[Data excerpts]
--------------------------------------------------

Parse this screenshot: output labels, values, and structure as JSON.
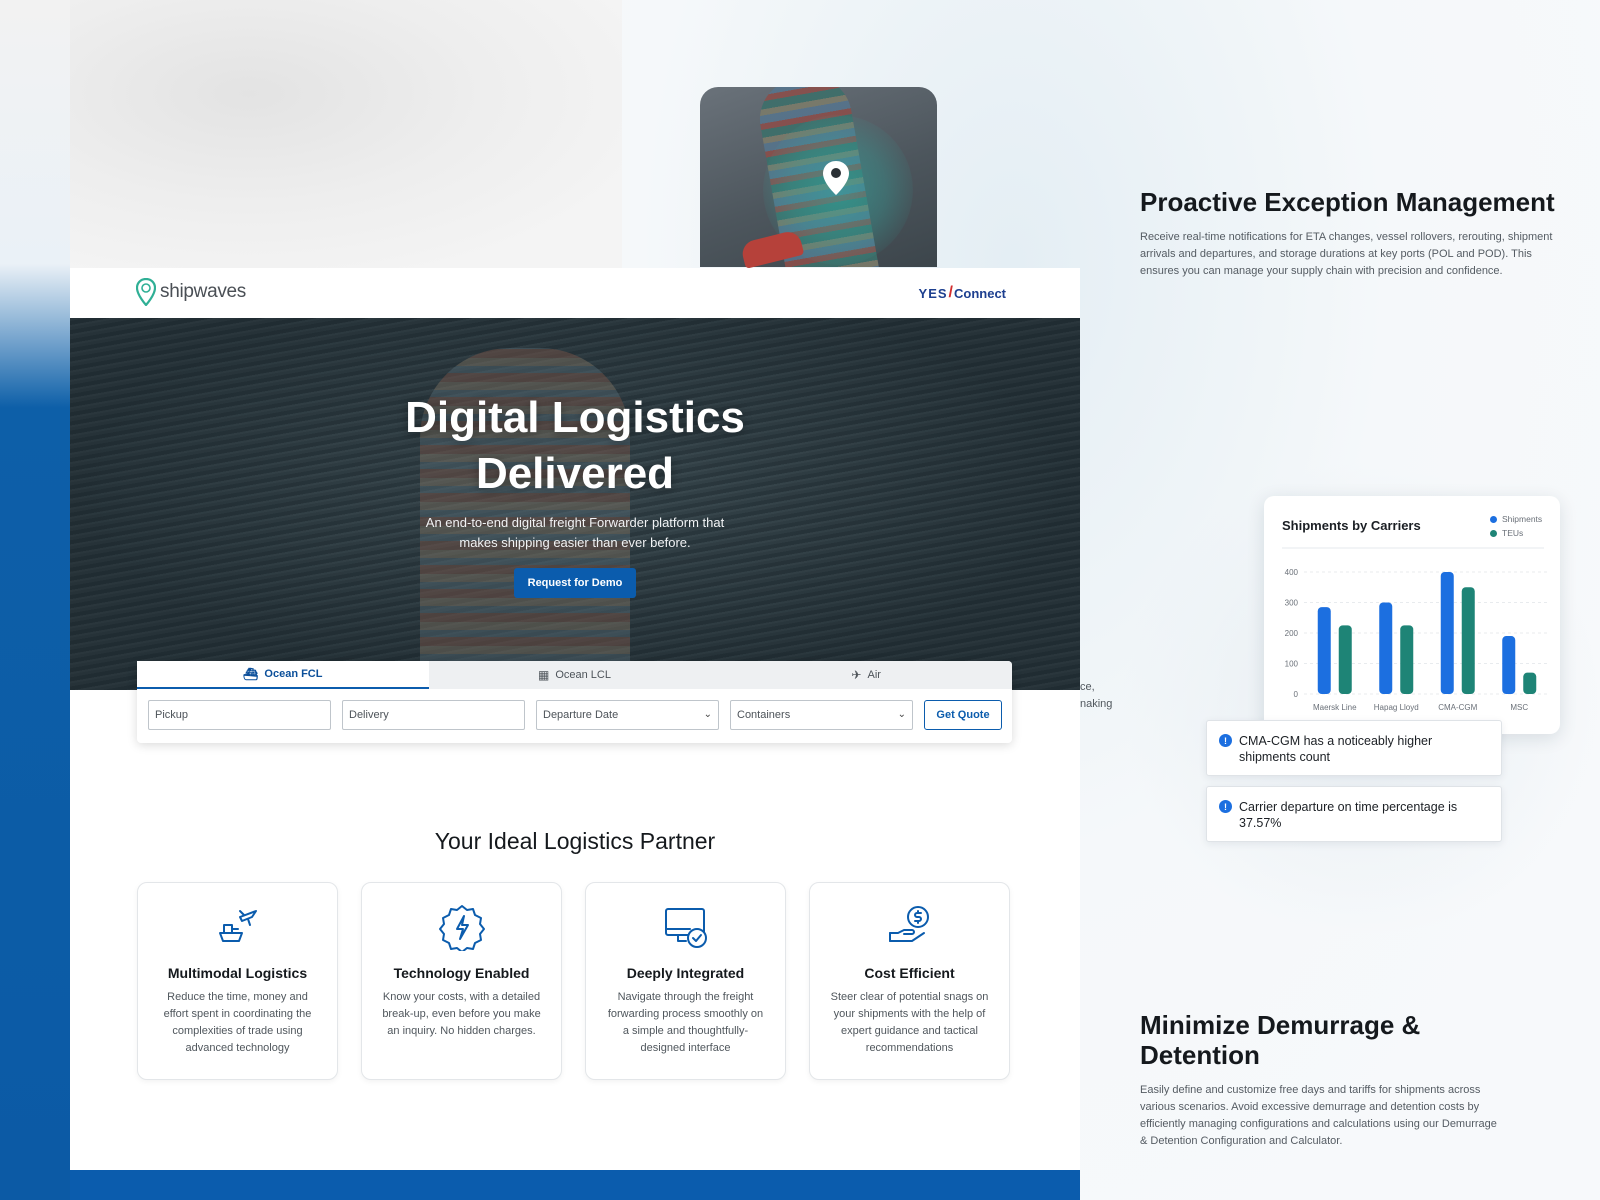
{
  "colors": {
    "brand_blue": "#0b5cad",
    "shipments": "#1c6fe0",
    "teus": "#1e8476",
    "accent_teal": "#2faf95"
  },
  "ship_card": {
    "pin_icon": "location-pin-icon"
  },
  "features": {
    "proactive": {
      "title": "Proactive Exception Management",
      "text": "Receive real-time notifications for ETA changes, vessel rollovers, rerouting, shipment arrivals and departures, and storage durations at key ports (POL and POD). This ensures you can manage your supply chain with precision and confidence."
    },
    "demurrage": {
      "title": "Minimize Demurrage & Detention",
      "text": "Easily define and customize free days and tariffs for shipments across various scenarios. Avoid excessive demurrage and detention costs by efficiently managing configurations and calculations using our Demurrage & Detention Configuration and Calculator."
    }
  },
  "chart_data": {
    "type": "bar",
    "title": "Shipments by Carriers",
    "categories": [
      "Maersk Line",
      "Hapag Lloyd",
      "CMA-CGM",
      "MSC"
    ],
    "series": [
      {
        "name": "Shipments",
        "values": [
          285,
          300,
          400,
          190
        ],
        "color": "#1c6fe0"
      },
      {
        "name": "TEUs",
        "values": [
          225,
          225,
          350,
          70
        ],
        "color": "#1e8476"
      }
    ],
    "yticks": [
      "0",
      "100",
      "200",
      "300",
      "400"
    ],
    "ylim": [
      0,
      400
    ],
    "legend": "top-right",
    "grid": true
  },
  "notes": [
    {
      "text": "CMA-CGM has a noticeably higher shipments count",
      "icon": "info-icon"
    },
    {
      "text": "Carrier departure on time percentage is 37.57%",
      "icon": "info-icon"
    }
  ],
  "site": {
    "logo_text": "shipwaves",
    "partner": {
      "yes": "YES",
      "slash": "/",
      "connect": "Connect"
    },
    "hero": {
      "title": "Digital Logistics Delivered",
      "subtitle": "An end-to-end digital freight Forwarder platform that makes shipping easier than ever before.",
      "demo_button": "Request for Demo"
    },
    "quote": {
      "tabs": [
        {
          "label": "Ocean FCL",
          "icon": "ship-icon",
          "active": true
        },
        {
          "label": "Ocean LCL",
          "icon": "container-icon",
          "active": false
        },
        {
          "label": "Air",
          "icon": "plane-icon",
          "active": false
        }
      ],
      "pickup_placeholder": "Pickup",
      "delivery_placeholder": "Delivery",
      "departure_date": "Departure Date",
      "containers": "Containers",
      "get_quote": "Get Quote"
    },
    "partner_section_title": "Your Ideal Logistics Partner",
    "cards": [
      {
        "title": "Multimodal Logistics",
        "text": "Reduce the time, money and effort spent in coordinating the complexities of trade using advanced technology",
        "icon": "multimodal-icon"
      },
      {
        "title": "Technology Enabled",
        "text": "Know your costs, with a detailed break-up, even before you make an inquiry. No hidden charges.",
        "icon": "lightning-badge-icon"
      },
      {
        "title": "Deeply Integrated",
        "text": "Navigate through the freight forwarding process smoothly on a simple and thoughtfully-designed interface",
        "icon": "monitor-check-icon"
      },
      {
        "title": "Cost Efficient",
        "text": "Steer clear of potential snags on your shipments with the help of expert guidance and tactical recommendations",
        "icon": "hand-dollar-icon"
      }
    ],
    "peek_text": [
      "ce,",
      "naking"
    ]
  }
}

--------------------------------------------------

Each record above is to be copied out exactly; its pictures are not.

■ **Problem solution**
Parse this screenshot: output labels, values, and structure as JSON.
{
  "colors": {
    "brand_blue": "#0b5cad",
    "shipments": "#1c6fe0",
    "teus": "#1e8476",
    "accent_teal": "#2faf95"
  },
  "ship_card": {
    "pin_icon": "location-pin-icon"
  },
  "features": {
    "proactive": {
      "title": "Proactive Exception Management",
      "text": "Receive real-time notifications for ETA changes, vessel rollovers, rerouting, shipment arrivals and departures, and storage durations at key ports (POL and POD). This ensures you can manage your supply chain with precision and confidence."
    },
    "demurrage": {
      "title": "Minimize Demurrage & Detention",
      "text": "Easily define and customize free days and tariffs for shipments across various scenarios. Avoid excessive demurrage and detention costs by efficiently managing configurations and calculations using our Demurrage & Detention Configuration and Calculator."
    }
  },
  "chart_data": {
    "type": "bar",
    "title": "Shipments by Carriers",
    "categories": [
      "Maersk Line",
      "Hapag Lloyd",
      "CMA-CGM",
      "MSC"
    ],
    "series": [
      {
        "name": "Shipments",
        "values": [
          285,
          300,
          400,
          190
        ],
        "color": "#1c6fe0"
      },
      {
        "name": "TEUs",
        "values": [
          225,
          225,
          350,
          70
        ],
        "color": "#1e8476"
      }
    ],
    "yticks": [
      "0",
      "100",
      "200",
      "300",
      "400"
    ],
    "ylim": [
      0,
      400
    ],
    "legend": "top-right",
    "grid": true
  },
  "notes": [
    {
      "text": "CMA-CGM has a noticeably higher shipments count",
      "icon": "info-icon"
    },
    {
      "text": "Carrier departure on time percentage is 37.57%",
      "icon": "info-icon"
    }
  ],
  "site": {
    "logo_text": "shipwaves",
    "partner": {
      "yes": "YES",
      "slash": "/",
      "connect": "Connect"
    },
    "hero": {
      "title": "Digital Logistics Delivered",
      "subtitle": "An end-to-end digital freight Forwarder platform that makes shipping easier than ever before.",
      "demo_button": "Request for Demo"
    },
    "quote": {
      "tabs": [
        {
          "label": "Ocean FCL",
          "icon": "ship-icon",
          "active": true
        },
        {
          "label": "Ocean LCL",
          "icon": "container-icon",
          "active": false
        },
        {
          "label": "Air",
          "icon": "plane-icon",
          "active": false
        }
      ],
      "pickup_placeholder": "Pickup",
      "delivery_placeholder": "Delivery",
      "departure_date": "Departure Date",
      "containers": "Containers",
      "get_quote": "Get Quote"
    },
    "partner_section_title": "Your Ideal Logistics Partner",
    "cards": [
      {
        "title": "Multimodal Logistics",
        "text": "Reduce the time, money and effort spent in coordinating the complexities of trade using advanced technology",
        "icon": "multimodal-icon"
      },
      {
        "title": "Technology Enabled",
        "text": "Know your costs, with a detailed break-up, even before you make an inquiry. No hidden charges.",
        "icon": "lightning-badge-icon"
      },
      {
        "title": "Deeply Integrated",
        "text": "Navigate through the freight forwarding process smoothly on a simple and thoughtfully-designed interface",
        "icon": "monitor-check-icon"
      },
      {
        "title": "Cost Efficient",
        "text": "Steer clear of potential snags on your shipments with the help of expert guidance and tactical recommendations",
        "icon": "hand-dollar-icon"
      }
    ],
    "peek_text": [
      "ce,",
      "naking"
    ]
  }
}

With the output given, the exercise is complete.